[Description of the task]
Among the entries, which lines carry the string "highlight"? Copy each of them.

[[ Excerpted data open ]]

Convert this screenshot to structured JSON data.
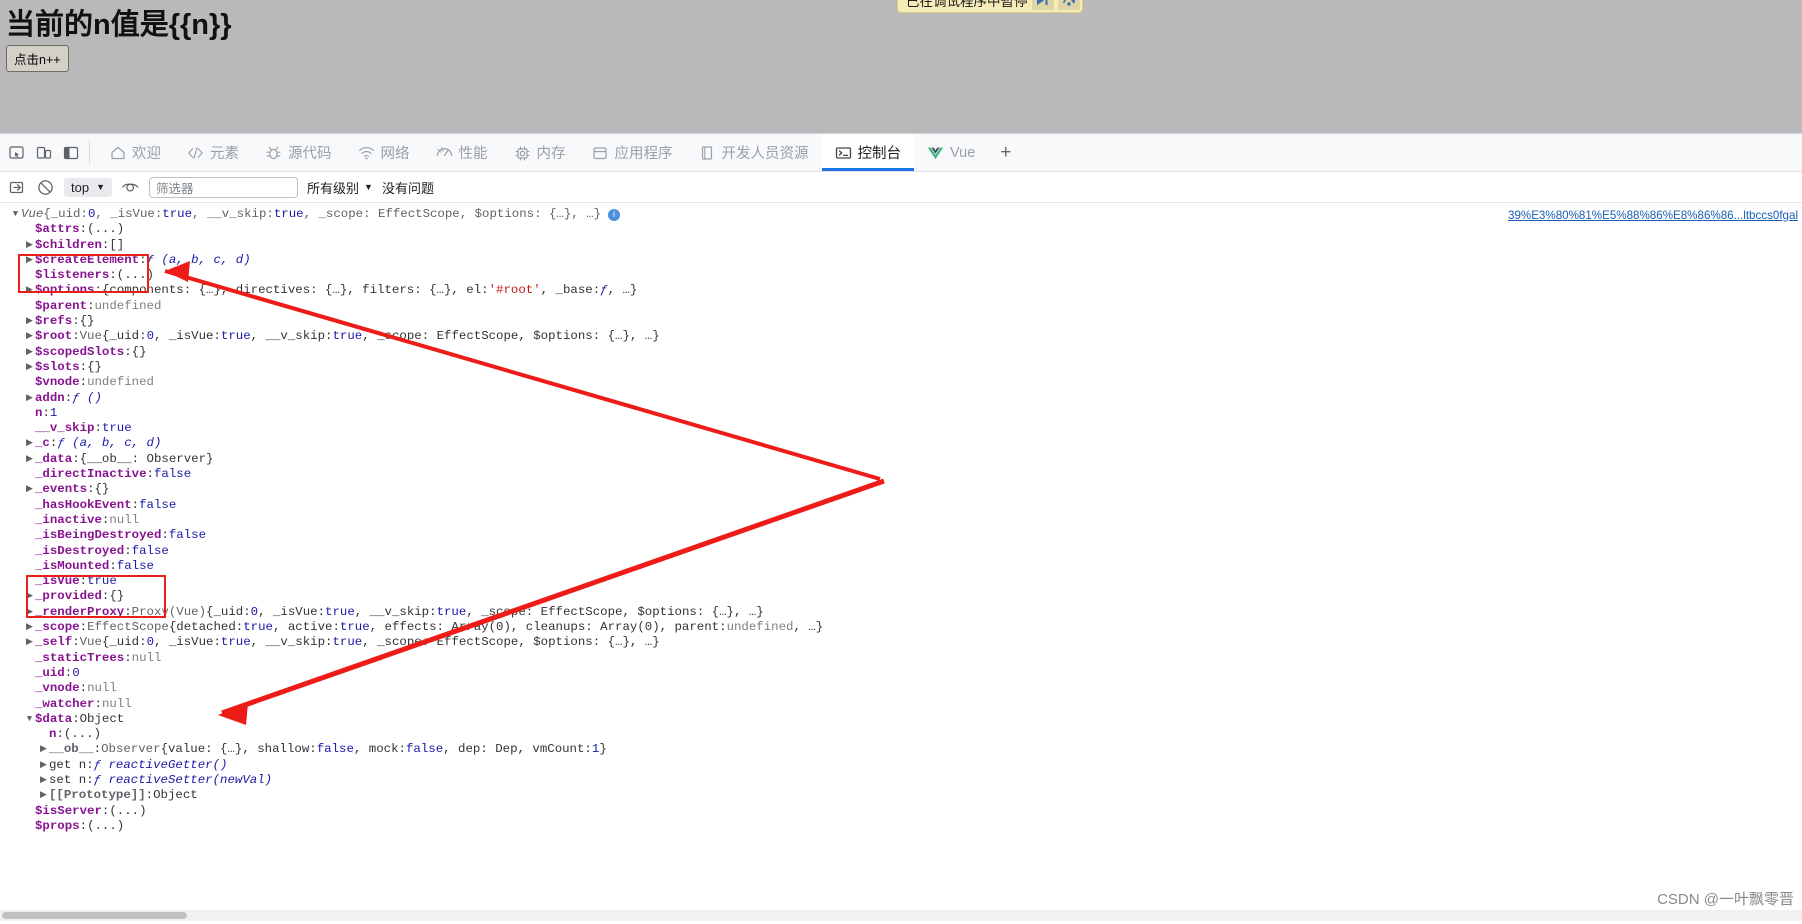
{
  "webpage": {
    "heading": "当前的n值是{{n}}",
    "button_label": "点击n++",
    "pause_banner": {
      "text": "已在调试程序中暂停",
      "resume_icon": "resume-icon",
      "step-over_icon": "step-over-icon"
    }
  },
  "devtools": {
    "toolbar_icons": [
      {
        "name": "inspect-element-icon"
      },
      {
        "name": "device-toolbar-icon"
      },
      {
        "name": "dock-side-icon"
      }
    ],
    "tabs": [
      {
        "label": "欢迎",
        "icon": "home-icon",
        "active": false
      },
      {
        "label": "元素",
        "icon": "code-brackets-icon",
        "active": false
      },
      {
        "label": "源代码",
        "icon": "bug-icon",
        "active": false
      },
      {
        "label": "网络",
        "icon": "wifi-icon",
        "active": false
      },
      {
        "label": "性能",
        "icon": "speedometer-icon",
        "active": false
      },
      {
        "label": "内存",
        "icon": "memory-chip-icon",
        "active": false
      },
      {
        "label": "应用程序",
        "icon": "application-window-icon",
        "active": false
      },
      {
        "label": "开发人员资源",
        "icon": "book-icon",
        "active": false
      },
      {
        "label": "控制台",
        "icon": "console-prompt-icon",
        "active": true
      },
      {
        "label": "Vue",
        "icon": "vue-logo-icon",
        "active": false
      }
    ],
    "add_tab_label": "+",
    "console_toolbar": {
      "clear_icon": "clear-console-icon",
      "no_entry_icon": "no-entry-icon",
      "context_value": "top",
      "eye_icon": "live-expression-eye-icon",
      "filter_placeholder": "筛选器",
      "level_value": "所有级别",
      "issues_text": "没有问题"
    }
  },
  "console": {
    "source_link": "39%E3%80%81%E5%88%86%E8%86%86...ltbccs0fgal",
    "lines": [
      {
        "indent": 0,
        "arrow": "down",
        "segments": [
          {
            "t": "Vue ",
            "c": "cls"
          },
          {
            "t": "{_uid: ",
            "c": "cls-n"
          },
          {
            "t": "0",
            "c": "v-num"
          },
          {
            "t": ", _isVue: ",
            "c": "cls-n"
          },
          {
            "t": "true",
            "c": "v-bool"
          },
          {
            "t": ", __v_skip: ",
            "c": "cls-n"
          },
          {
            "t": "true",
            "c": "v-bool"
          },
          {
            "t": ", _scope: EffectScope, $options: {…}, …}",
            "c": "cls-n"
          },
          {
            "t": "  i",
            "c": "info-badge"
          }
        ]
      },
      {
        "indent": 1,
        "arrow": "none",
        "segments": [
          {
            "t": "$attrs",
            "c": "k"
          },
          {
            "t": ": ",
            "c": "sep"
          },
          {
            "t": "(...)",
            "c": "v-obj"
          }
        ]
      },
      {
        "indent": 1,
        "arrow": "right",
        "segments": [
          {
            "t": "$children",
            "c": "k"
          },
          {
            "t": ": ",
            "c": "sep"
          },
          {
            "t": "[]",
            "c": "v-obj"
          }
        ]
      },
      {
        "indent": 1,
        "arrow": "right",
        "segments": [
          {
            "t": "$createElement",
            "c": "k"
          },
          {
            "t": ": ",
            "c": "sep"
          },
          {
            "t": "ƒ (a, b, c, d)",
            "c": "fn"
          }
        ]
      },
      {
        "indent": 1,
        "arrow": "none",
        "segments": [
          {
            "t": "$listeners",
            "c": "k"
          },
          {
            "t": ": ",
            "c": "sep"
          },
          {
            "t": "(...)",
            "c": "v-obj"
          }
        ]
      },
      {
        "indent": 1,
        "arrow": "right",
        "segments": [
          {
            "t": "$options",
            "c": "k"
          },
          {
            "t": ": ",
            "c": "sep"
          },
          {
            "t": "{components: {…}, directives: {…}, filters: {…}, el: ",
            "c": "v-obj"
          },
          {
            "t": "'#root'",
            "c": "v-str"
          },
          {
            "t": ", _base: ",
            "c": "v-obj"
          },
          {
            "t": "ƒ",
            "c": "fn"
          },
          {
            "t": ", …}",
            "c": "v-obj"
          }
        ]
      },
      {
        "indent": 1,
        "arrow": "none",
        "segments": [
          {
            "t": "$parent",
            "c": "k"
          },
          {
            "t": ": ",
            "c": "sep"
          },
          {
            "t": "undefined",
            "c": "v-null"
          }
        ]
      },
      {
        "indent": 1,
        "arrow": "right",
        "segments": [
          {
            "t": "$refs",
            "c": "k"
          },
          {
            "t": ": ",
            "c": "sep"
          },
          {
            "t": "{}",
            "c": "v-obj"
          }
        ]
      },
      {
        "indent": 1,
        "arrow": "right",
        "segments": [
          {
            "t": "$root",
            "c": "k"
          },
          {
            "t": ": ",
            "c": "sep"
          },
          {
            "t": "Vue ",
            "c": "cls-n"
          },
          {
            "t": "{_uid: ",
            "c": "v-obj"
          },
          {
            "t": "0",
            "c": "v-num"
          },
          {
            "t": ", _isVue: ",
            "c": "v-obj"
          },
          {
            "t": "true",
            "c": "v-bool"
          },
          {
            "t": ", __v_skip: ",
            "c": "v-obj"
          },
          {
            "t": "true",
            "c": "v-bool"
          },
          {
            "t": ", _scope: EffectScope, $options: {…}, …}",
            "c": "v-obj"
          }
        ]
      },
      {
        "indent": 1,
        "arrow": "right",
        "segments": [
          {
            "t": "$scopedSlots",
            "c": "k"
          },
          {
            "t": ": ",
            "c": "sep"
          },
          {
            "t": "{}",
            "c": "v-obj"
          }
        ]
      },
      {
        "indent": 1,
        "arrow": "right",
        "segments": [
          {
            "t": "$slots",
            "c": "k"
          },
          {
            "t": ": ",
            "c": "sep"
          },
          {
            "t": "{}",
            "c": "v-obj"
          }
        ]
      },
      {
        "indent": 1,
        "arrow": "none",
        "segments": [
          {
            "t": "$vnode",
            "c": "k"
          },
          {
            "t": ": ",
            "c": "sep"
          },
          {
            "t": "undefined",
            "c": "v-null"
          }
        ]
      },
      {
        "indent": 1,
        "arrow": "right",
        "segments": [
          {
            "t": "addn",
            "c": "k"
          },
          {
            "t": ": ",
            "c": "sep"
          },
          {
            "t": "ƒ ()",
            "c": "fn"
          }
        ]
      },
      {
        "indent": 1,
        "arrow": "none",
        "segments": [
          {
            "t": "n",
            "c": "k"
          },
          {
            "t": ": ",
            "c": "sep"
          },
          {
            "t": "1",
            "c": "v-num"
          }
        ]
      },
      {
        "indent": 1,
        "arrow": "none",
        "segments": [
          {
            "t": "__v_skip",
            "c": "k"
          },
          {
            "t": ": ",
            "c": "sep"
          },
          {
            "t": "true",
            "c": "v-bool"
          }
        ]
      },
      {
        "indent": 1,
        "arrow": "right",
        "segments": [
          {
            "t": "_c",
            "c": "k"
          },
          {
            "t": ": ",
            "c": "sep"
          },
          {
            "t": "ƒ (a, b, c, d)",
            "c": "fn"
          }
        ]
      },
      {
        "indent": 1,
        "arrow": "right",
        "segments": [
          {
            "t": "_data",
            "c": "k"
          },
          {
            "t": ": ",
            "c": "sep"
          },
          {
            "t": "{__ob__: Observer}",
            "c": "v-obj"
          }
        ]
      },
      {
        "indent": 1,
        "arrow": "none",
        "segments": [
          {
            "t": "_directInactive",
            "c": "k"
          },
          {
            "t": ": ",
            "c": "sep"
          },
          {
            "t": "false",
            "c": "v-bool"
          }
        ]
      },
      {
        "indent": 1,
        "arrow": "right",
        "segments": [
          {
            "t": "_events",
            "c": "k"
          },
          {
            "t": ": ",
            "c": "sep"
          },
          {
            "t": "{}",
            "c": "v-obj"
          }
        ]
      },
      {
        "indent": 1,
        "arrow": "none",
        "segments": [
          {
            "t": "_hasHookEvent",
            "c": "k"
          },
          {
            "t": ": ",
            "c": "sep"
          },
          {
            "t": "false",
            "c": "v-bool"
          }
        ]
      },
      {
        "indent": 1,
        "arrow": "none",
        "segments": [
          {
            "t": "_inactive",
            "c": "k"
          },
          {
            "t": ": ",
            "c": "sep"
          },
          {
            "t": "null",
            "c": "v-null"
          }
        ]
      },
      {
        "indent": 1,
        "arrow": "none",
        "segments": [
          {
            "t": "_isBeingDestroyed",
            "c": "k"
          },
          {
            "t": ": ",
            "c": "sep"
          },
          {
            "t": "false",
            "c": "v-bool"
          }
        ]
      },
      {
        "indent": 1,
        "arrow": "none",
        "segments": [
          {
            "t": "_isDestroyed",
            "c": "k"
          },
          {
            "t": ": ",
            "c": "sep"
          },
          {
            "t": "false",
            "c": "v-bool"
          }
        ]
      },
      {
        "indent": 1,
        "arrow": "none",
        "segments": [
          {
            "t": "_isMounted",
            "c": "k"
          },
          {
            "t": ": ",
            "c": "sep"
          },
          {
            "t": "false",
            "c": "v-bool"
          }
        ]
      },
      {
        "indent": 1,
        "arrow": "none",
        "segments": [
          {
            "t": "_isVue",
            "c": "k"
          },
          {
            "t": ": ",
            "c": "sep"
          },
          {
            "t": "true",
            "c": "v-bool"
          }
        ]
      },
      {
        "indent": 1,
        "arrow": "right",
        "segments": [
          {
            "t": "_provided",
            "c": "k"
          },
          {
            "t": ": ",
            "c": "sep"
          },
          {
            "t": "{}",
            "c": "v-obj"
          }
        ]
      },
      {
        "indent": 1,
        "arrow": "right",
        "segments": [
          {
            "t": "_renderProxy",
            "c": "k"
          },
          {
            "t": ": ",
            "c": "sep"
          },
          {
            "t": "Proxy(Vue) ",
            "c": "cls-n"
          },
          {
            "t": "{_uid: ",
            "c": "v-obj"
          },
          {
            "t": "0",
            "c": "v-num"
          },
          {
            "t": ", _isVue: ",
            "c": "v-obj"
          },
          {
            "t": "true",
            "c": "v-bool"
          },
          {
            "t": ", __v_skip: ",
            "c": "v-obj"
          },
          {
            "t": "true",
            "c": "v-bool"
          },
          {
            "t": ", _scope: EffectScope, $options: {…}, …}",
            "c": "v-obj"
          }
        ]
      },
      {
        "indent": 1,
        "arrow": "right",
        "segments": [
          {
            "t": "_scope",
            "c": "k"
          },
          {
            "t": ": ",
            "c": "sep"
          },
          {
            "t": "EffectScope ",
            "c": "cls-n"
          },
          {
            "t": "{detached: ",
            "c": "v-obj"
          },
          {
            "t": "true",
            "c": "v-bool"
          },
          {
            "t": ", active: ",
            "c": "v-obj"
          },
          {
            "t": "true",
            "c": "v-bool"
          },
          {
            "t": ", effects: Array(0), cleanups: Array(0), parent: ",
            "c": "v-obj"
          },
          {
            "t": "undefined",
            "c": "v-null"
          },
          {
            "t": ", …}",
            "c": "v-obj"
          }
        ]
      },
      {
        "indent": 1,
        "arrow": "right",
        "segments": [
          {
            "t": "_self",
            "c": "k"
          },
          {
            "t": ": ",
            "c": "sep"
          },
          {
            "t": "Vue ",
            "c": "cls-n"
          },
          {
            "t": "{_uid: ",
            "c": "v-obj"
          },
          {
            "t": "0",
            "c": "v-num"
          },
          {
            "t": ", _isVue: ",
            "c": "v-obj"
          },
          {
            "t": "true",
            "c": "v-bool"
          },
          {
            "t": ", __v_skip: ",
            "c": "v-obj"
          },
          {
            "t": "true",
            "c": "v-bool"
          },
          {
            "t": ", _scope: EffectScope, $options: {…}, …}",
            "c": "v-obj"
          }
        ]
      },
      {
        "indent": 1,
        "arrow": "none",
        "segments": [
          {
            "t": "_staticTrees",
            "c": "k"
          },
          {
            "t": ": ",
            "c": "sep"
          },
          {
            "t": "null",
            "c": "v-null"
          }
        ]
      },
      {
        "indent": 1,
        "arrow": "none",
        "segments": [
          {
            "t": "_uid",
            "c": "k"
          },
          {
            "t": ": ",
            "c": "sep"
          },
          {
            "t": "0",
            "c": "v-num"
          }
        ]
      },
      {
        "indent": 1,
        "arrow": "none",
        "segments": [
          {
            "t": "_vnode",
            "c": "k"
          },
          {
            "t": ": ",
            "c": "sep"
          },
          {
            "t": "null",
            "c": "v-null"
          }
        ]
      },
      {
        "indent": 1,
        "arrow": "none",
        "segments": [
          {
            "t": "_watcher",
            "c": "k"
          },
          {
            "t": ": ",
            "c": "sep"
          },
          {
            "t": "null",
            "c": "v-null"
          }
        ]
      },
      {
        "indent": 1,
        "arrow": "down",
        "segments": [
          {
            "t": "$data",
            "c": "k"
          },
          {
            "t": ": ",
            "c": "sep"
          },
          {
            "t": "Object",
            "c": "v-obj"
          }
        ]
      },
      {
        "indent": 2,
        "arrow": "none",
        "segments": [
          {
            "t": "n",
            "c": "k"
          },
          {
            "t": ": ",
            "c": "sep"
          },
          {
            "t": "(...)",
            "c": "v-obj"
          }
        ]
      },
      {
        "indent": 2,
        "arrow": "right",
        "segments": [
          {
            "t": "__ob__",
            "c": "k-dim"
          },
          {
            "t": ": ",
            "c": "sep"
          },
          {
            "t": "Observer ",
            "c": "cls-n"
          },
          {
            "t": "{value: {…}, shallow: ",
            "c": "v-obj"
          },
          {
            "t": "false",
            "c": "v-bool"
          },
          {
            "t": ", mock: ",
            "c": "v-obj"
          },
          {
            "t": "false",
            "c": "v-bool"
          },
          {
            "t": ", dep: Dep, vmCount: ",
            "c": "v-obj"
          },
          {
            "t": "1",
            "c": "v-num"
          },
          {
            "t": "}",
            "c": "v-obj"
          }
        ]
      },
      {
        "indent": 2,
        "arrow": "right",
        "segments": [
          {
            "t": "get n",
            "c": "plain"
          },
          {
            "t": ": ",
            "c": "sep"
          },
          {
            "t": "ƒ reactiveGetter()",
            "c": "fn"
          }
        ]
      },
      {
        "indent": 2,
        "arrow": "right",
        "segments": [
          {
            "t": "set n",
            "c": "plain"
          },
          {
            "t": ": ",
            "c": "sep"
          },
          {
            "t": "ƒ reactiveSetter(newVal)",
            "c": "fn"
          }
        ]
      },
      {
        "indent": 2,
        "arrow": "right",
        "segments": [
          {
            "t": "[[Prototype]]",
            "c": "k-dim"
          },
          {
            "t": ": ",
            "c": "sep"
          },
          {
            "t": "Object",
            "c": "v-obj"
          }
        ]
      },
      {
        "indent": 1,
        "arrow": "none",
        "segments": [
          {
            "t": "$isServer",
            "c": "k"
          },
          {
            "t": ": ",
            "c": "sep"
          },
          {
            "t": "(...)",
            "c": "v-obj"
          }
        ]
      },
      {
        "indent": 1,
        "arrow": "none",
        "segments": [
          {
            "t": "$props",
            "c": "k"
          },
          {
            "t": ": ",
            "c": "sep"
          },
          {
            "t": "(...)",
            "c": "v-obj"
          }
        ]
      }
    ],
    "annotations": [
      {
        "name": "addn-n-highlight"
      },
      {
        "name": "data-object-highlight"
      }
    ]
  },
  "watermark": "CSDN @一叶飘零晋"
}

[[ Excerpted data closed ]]

[Solution below]
        "name": "addn-n-highlight"
        "name": "data-object-highlight"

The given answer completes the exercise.